What is the best way to do split testing?
I’m really quite a fan of split testing, and with many different brands over the years I have driven increased response through careful use of split testing. Now there are a few things to think about when you are split testing. The first is to make sure that you test something from which you can learn and apply to future campaigns. So if you were to make a change to work out what is better on a particular campaign, but you can’t reuse any insight you get from that in future campaigns, you’re missing out big time. Test things from which you can learn and reuse the learnings to keep building and improving.
The next problem that I see happening regularly is sample sizes being too small. In order to ensure results are solid, what we call statistically significant, you need to have sufficient sample size. That means typically 3,000+ people in each test cell. To make sure your results are good, use a statistical significance email split test calculator. There are various free ones available online such as here .
Another I see happening is people make changes that are too small. As a general rule small changes lead to small result differences. If you want a bigger result difference, you need to make more radical changes to your thinking. There are test cases out there where just one word can make a big difference, but that’s where the one word has radically altered the perception of the reader. The best thing to do is to make big perceptual changes to the reader as that gives the biggest result. Rather than just improving a particular message experiment with totally different approaches too.
Is the open rate the best measure of success?
For me, it is a definite NO to that question. I definitely wouldn’t use the open rate as a business metric or put increasing open rates central to strategy. At the very most it is useful as a diagnostic metric, to look at the campaign performance and see what your next step might be.

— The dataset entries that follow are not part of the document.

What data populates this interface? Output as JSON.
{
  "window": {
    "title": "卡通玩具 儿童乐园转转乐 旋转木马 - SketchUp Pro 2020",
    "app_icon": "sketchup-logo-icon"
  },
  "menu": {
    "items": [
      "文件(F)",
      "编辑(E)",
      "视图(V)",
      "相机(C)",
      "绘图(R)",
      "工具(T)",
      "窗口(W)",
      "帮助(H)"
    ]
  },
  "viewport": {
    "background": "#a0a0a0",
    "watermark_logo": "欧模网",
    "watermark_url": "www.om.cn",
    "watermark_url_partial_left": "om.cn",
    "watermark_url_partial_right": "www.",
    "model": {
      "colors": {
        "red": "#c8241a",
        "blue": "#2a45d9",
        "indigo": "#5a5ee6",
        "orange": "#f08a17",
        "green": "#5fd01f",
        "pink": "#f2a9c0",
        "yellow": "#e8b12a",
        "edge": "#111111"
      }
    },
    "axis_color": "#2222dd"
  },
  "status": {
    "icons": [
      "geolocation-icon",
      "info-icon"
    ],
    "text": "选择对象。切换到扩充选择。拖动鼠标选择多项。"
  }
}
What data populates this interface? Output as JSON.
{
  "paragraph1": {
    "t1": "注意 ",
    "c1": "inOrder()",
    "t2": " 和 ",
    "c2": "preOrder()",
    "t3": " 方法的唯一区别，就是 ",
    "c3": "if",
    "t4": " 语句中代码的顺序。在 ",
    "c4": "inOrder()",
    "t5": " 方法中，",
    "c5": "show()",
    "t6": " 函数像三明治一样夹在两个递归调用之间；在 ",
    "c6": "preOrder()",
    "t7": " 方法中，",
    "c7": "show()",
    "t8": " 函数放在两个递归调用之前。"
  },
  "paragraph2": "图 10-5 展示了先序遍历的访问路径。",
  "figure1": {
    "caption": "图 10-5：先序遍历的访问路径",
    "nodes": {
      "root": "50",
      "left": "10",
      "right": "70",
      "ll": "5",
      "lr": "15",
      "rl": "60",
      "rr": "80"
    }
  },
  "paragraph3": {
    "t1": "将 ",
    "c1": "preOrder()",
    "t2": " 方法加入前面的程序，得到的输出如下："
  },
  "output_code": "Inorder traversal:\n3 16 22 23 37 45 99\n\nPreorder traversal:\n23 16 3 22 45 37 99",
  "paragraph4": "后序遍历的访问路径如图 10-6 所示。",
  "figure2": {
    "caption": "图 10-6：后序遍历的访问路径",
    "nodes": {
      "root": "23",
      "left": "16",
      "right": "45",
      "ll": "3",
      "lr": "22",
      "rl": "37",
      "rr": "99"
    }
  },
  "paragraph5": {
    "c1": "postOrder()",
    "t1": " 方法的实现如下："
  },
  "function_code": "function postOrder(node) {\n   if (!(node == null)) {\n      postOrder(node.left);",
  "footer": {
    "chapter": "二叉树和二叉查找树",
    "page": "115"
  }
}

As a business objective I would be quite happy to see my open rate go down if my revenue was going up and that absolutely can happen, and it does happen. The reason for this is that the open rate does not map accurately to click rates and conversion rates. So, even an increase in open rate will not necessarily mean that there is an increase in conversion rate. In fact the open rate gets it wrong a lot of the time. So I look to click rates and conversion rates, whether that’s sales, number of purchases, downloads of white papers, registration for events etc. Measure those things that drive your business, using clicks as a secondary metric to back that up, and opens really just as a cursory one to look at. Look at customer based metrics, rather than campaign based metrics.
When creating a campaign what is more important, the look of the newsletter or the content?
Well without a doubt it’s the content. Even ugly emails can do well; even poor emails can actually do well. It is surprising what a newsletter that might be considered rubbish can actually achieve. If the content is right and the offer is right, then the reader will actually forgive that is isn’t the most beautiful newsletter.
Of course designing an email to make it easy to read is a very good idea, I certainly wouldn’t set out to make an email hard to read. But the difference between easy to read and a beautiful look are also very different. No-one is going in to their inbox expecting to find the Tate Modern Gallery; no-one is looking for artistic and enjoyable things to look at. Any design work has to be designed to appeal to emotion and simplicity of message. But the content is the most important.
You can read more of Tim’s thoughts and great advice on his blog: http://www.zettasphere.com/blog